I take out the contents of the pattern package and put it in a brown envelope. I put the number in the top right corner of the envelope and if it's simplicity or another kind (now I am working on my patterns for me or grown up section, I have a children’s binder too).
Then I put the pattern envelope into a page protector.
I then file the brown envelope with the pattern inside in order of the numbers in the right hand upper corner.
Then I put the page protector with the pattern envelope inside it into a binder. This way I can flip through and decide what I want to make. For me this works well. It is a bit of work but it pays off if you keep it up.
You may have a better way but this has worked for me. Feel free to share your ways, we all learn from each other! If I were to donate, I would pull out the brown envelope and stick it in its page protector.
I plan to further my sewing skills.
I suggest that you mothers with kids still at home get together and form clothing swaps to bless each other.

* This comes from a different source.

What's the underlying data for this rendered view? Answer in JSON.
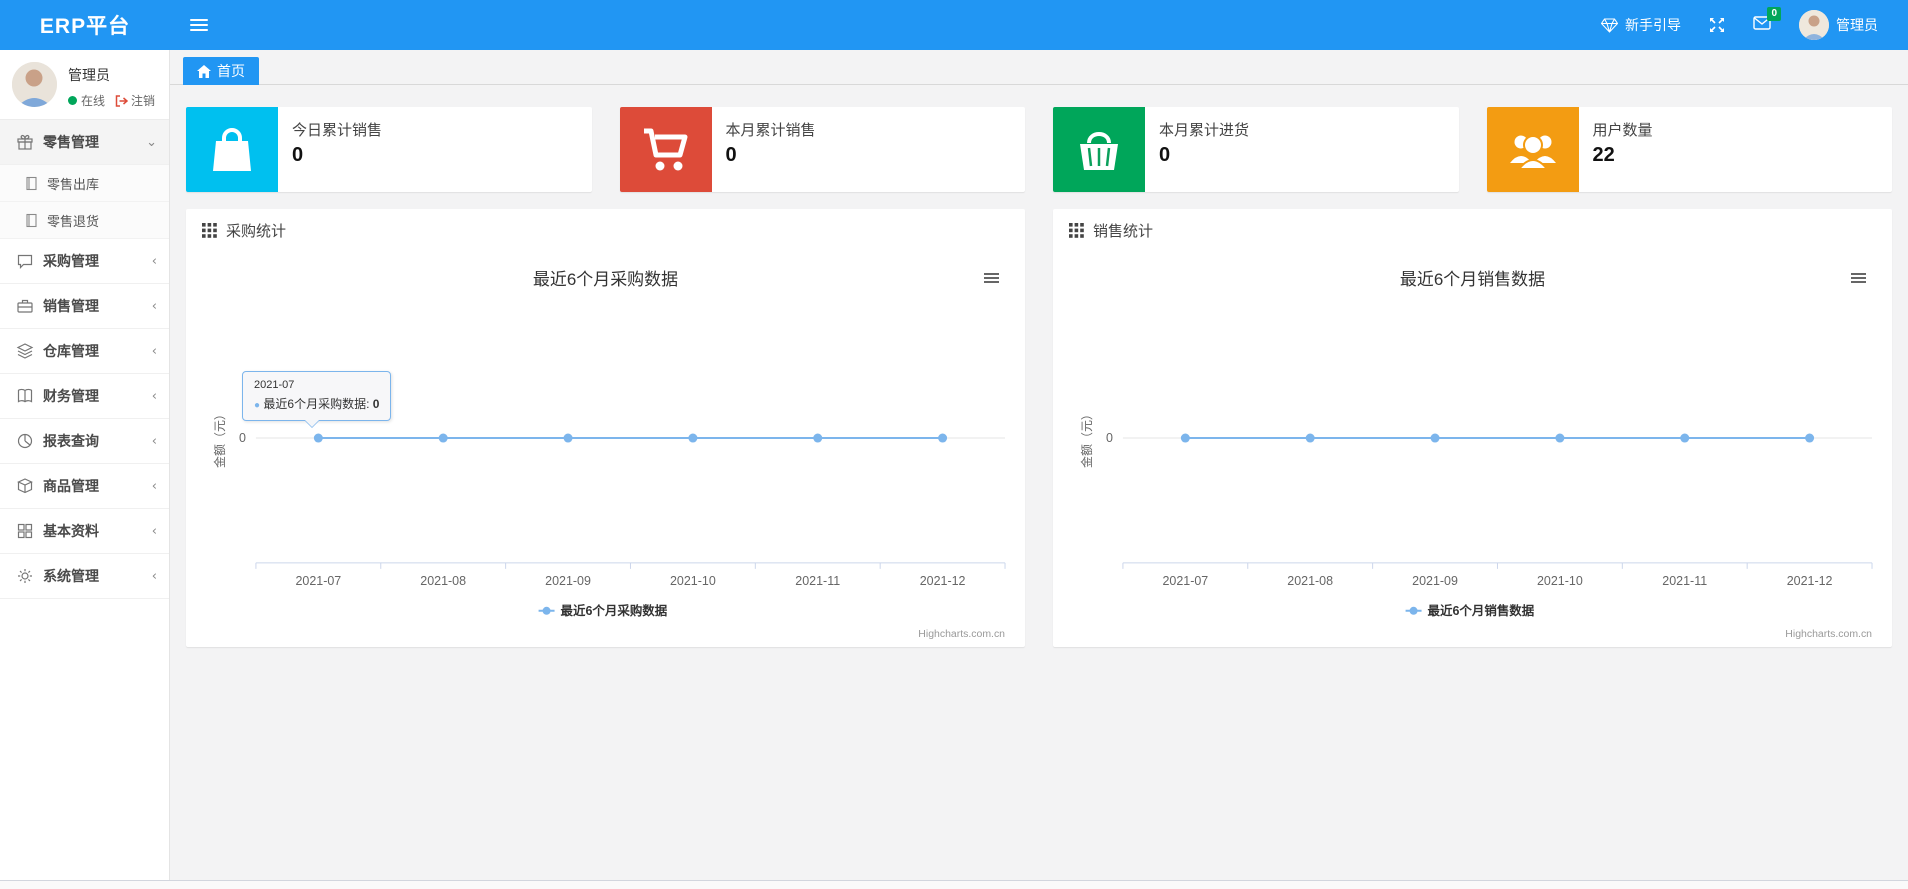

Also, find free patterns on the internet.
Also, get working on those mending skills - this helps so much!
https://sewdifferent.co.uk/2-hour-top/ - here is a free pattern. Now I need more length so I could draw a line a couple of inches under the arms straight across and cut a piece of paper and add length where needed and then just tape on the paper.
To the cut line on each side….. You could also insert that fabric and yet another version you can make the back longer. So make your pattern what you want.
https://sewdifferent.co.uk/how-to-make-your-own-bias-binding/ and learn to make the bias trim.
http://www.awilson.co.uk/cherry-blossom-dress-without-a-pattern/ - good one to learn on.
http://thestitchingscientist.com/2015/05/how-to-make-a-simple-bag-in-5-minutes.html I plan to make this bag for gifts using fabric I have.
On to knitting...
http://tincanknits.com/pattern-SC-flaxlight.html - this is a great pattern for those who know how to knit.
This brings me to a project I am working on (pictured at the top). I have three binders so far. One is called "do it yourself." This will be recipes that are like an enchilada sauce recipe that I tried and liked a couple weeks ago. That will go in along with my taco seasoning mix and other things that I can do myself like BBQ sauce. So they are all together and I will save money making them myself.
Then I will make one binder that I will put the knitting swatches in that I learn.
The last binder I will do the same with sewing. In this blog post I have the bias binding site that I linked above, so I will make a swatch of that technique and put it in the binder for reference.
I know it sounds like busy work and yes, it kind of is, but I will be building three useful binders. You could add anything like crochet or whatever you are working on.
https://www.bing.com/videos/search?q=knitting+technique&view=detail&mid=5316AD7F0D1C4AE3D9CB5316AD7F0D1C4AE3D9CB&FORM=VIRE so do a little knitted swatch and put in the binder.
I feel that the time is now and not to put off until later to get things in and learned.
Keep putting in storage and supplies and learn skills to become more frugal. Make a binder on frugal ideas.